*** Exercise data ***
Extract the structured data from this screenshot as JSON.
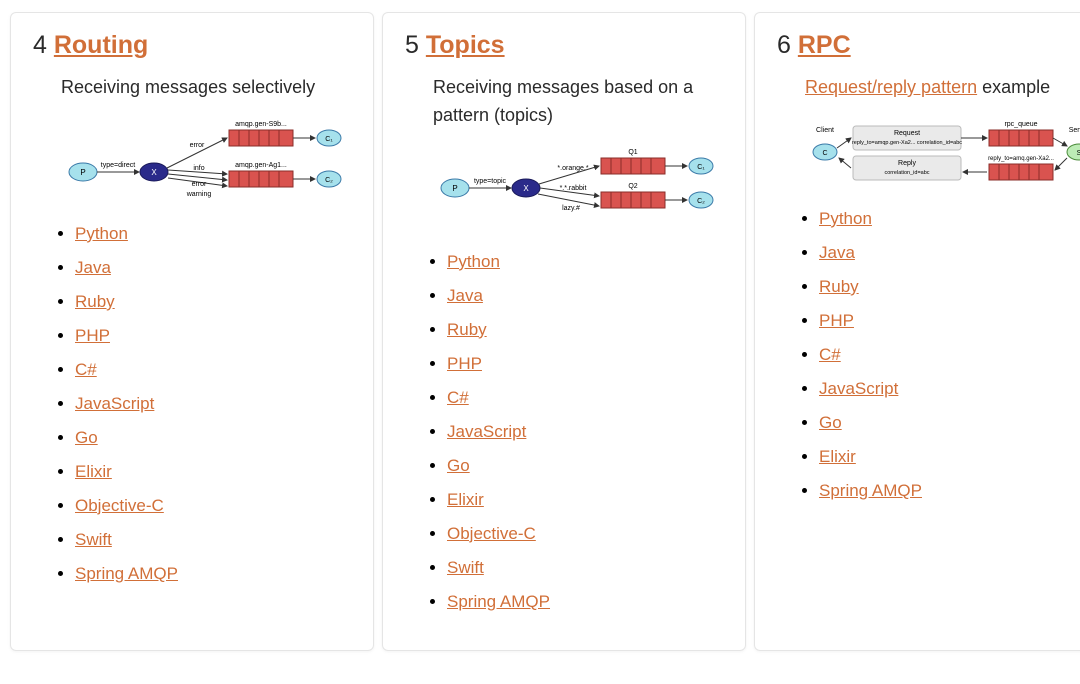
{
  "cards": [
    {
      "number": "4",
      "title": "Routing",
      "description": "Receiving messages selectively",
      "link_label": "",
      "link_tail": "",
      "diagram": "routing",
      "links": [
        "Python",
        "Java",
        "Ruby",
        "PHP",
        "C#",
        "JavaScript",
        "Go",
        "Elixir",
        "Objective-C",
        "Swift",
        "Spring AMQP"
      ]
    },
    {
      "number": "5",
      "title": "Topics",
      "description": "Receiving messages based on a pattern (topics)",
      "link_label": "",
      "link_tail": "",
      "diagram": "topics",
      "links": [
        "Python",
        "Java",
        "Ruby",
        "PHP",
        "C#",
        "JavaScript",
        "Go",
        "Elixir",
        "Objective-C",
        "Swift",
        "Spring AMQP"
      ]
    },
    {
      "number": "6",
      "title": "RPC",
      "description": "",
      "link_label": "Request/reply pattern",
      "link_tail": " example",
      "diagram": "rpc",
      "links": [
        "Python",
        "Java",
        "Ruby",
        "PHP",
        "C#",
        "JavaScript",
        "Go",
        "Elixir",
        "Spring AMQP"
      ]
    }
  ],
  "diagrams": {
    "routing": {
      "producer": "P",
      "type_label": "type=direct",
      "queues": [
        {
          "name": "amqp.gen-S9b...",
          "bindings": [
            "error"
          ]
        },
        {
          "name": "amqp.gen-Ag1...",
          "bindings": [
            "info",
            "error",
            "warning"
          ]
        }
      ],
      "consumers": [
        "C₁",
        "C₂"
      ]
    },
    "topics": {
      "producer": "P",
      "type_label": "type=topic",
      "queues": [
        {
          "name": "Q1",
          "bindings": [
            "*.orange.*"
          ]
        },
        {
          "name": "Q2",
          "bindings": [
            "*.*.rabbit",
            "lazy.#"
          ]
        }
      ],
      "consumers": [
        "C₁",
        "C₂"
      ]
    },
    "rpc": {
      "client_label": "Client",
      "server_label": "Server",
      "client_node": "C",
      "server_node": "S",
      "request_name": "Request",
      "request_sub": "reply_to=amqp.gen-Xa2... correlation_id=abc",
      "reply_name": "Reply",
      "reply_sub": "correlation_id=abc",
      "queue1": "rpc_queue",
      "queue2": "reply_to=amq.gen-Xa2..."
    }
  }
}
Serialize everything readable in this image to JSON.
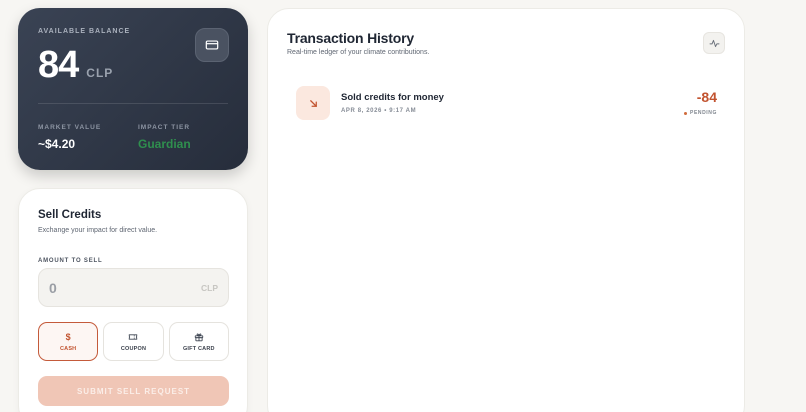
{
  "balance": {
    "label": "AVAILABLE BALANCE",
    "value": "84",
    "unit": "CLP",
    "card_icon": "credit-card-icon",
    "market_label": "MARKET VALUE",
    "market_value": "~$4.20",
    "tier_label": "IMPACT TIER",
    "tier_value": "Guardian"
  },
  "sell": {
    "title": "Sell Credits",
    "subtitle": "Exchange your impact for direct value.",
    "amount_label": "AMOUNT TO SELL",
    "amount_value": "0",
    "amount_unit": "CLP",
    "methods": [
      {
        "label": "CASH",
        "icon": "dollar-icon",
        "glyph": "$",
        "active": true
      },
      {
        "label": "COUPON",
        "icon": "ticket-icon",
        "active": false
      },
      {
        "label": "GIFT CARD",
        "icon": "gift-icon",
        "active": false
      }
    ],
    "submit_label": "SUBMIT SELL REQUEST"
  },
  "history": {
    "title": "Transaction History",
    "subtitle": "Real-time ledger of your climate contributions.",
    "activity_icon": "activity-icon",
    "transactions": [
      {
        "name": "Sold credits for money",
        "date": "APR 8, 2026 • 9:17 AM",
        "amount": "-84",
        "status": "PENDING",
        "icon": "arrow-down-right-icon"
      }
    ]
  },
  "colors": {
    "accent": "#c2532f",
    "tier": "#2f8f4e",
    "dark_card": "#2b3240"
  }
}
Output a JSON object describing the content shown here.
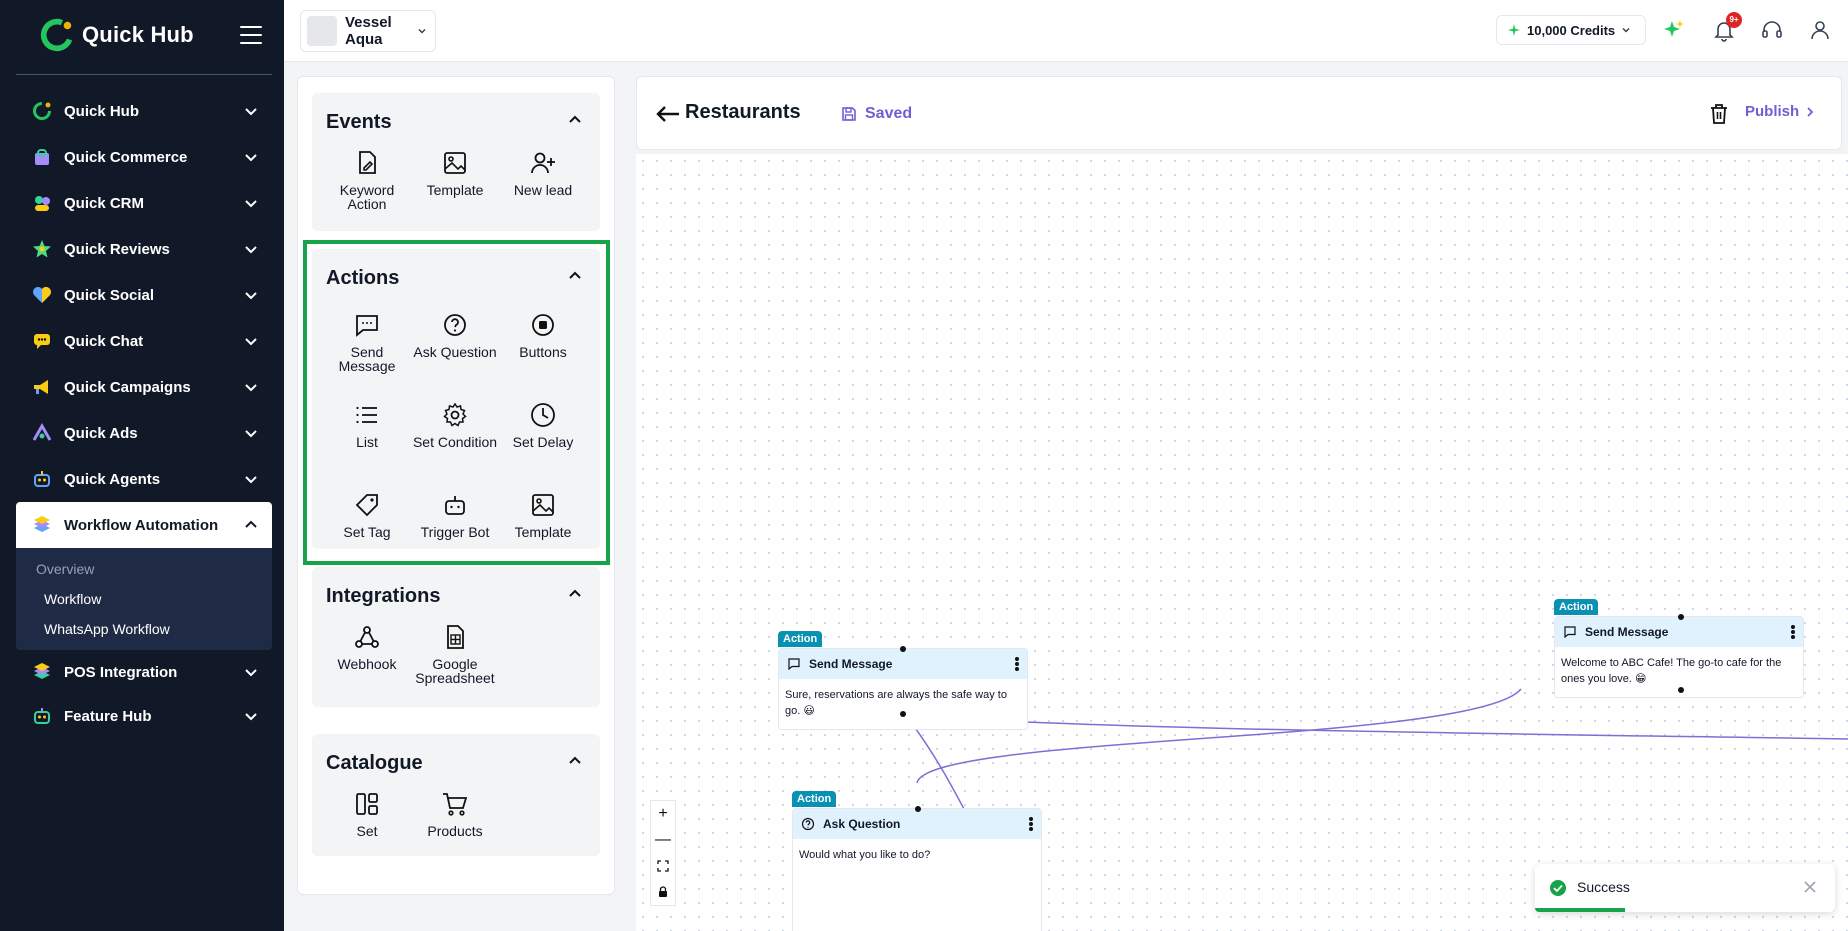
{
  "brand": {
    "name": "Quick Hub"
  },
  "sidebar": {
    "items": [
      {
        "label": "Quick Hub",
        "icon": "quick-hub-icon"
      },
      {
        "label": "Quick Commerce",
        "icon": "shopping-bag-icon"
      },
      {
        "label": "Quick CRM",
        "icon": "crm-icon"
      },
      {
        "label": "Quick Reviews",
        "icon": "star-icon"
      },
      {
        "label": "Quick Social",
        "icon": "heart-icon"
      },
      {
        "label": "Quick Chat",
        "icon": "chat-icon"
      },
      {
        "label": "Quick Campaigns",
        "icon": "megaphone-icon"
      },
      {
        "label": "Quick Ads",
        "icon": "ads-icon"
      },
      {
        "label": "Quick Agents",
        "icon": "robot-icon"
      },
      {
        "label": "Workflow Automation",
        "icon": "workflow-icon",
        "active": true
      },
      {
        "label": "POS Integration",
        "icon": "pos-icon"
      },
      {
        "label": "Feature Hub",
        "icon": "feature-icon"
      }
    ],
    "workflow_sub": {
      "heading": "Overview",
      "items": [
        "Workflow",
        "WhatsApp Workflow"
      ]
    }
  },
  "topbar": {
    "account_name": "Vessel Aqua",
    "credits": "10,000 Credits",
    "notification_badge": "9+"
  },
  "palette": {
    "events": {
      "title": "Events",
      "items": [
        "Keyword Action",
        "Template",
        "New lead"
      ]
    },
    "actions": {
      "title": "Actions",
      "items": [
        "Send Message",
        "Ask Question",
        "Buttons",
        "List",
        "Set Condition",
        "Set Delay",
        "Set Tag",
        "Trigger Bot",
        "Template"
      ]
    },
    "integrations": {
      "title": "Integrations",
      "items": [
        "Webhook",
        "Google Spreadsheet"
      ]
    },
    "catalogue": {
      "title": "Catalogue",
      "items": [
        "Set",
        "Products"
      ]
    }
  },
  "workflow": {
    "title": "Restaurants",
    "saved_label": "Saved",
    "publish_label": "Publish"
  },
  "nodes": [
    {
      "tag": "Action",
      "title": "Send Message",
      "body": "Sure, reservations are always the safe way to go. 😃"
    },
    {
      "tag": "Action",
      "title": "Ask Question",
      "body": "Would what you like to do?"
    },
    {
      "tag": "Action",
      "title": "Send Message",
      "body": "Welcome to ABC Cafe! The go-to cafe for the ones you love. 😁"
    }
  ],
  "zoom_controls": {
    "zoom_in": "+",
    "zoom_out": "—"
  },
  "toast": {
    "message": "Success"
  },
  "colors": {
    "accent": "#6d5fd5",
    "success": "#16a34a",
    "sidebar_bg": "#111827",
    "action_tag": "#0891b2"
  }
}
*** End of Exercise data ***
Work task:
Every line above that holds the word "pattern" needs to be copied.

Result of this exercise:
      "description": "Receiving messages based on a pattern (topics)",
      "link_label": "Request/reply pattern",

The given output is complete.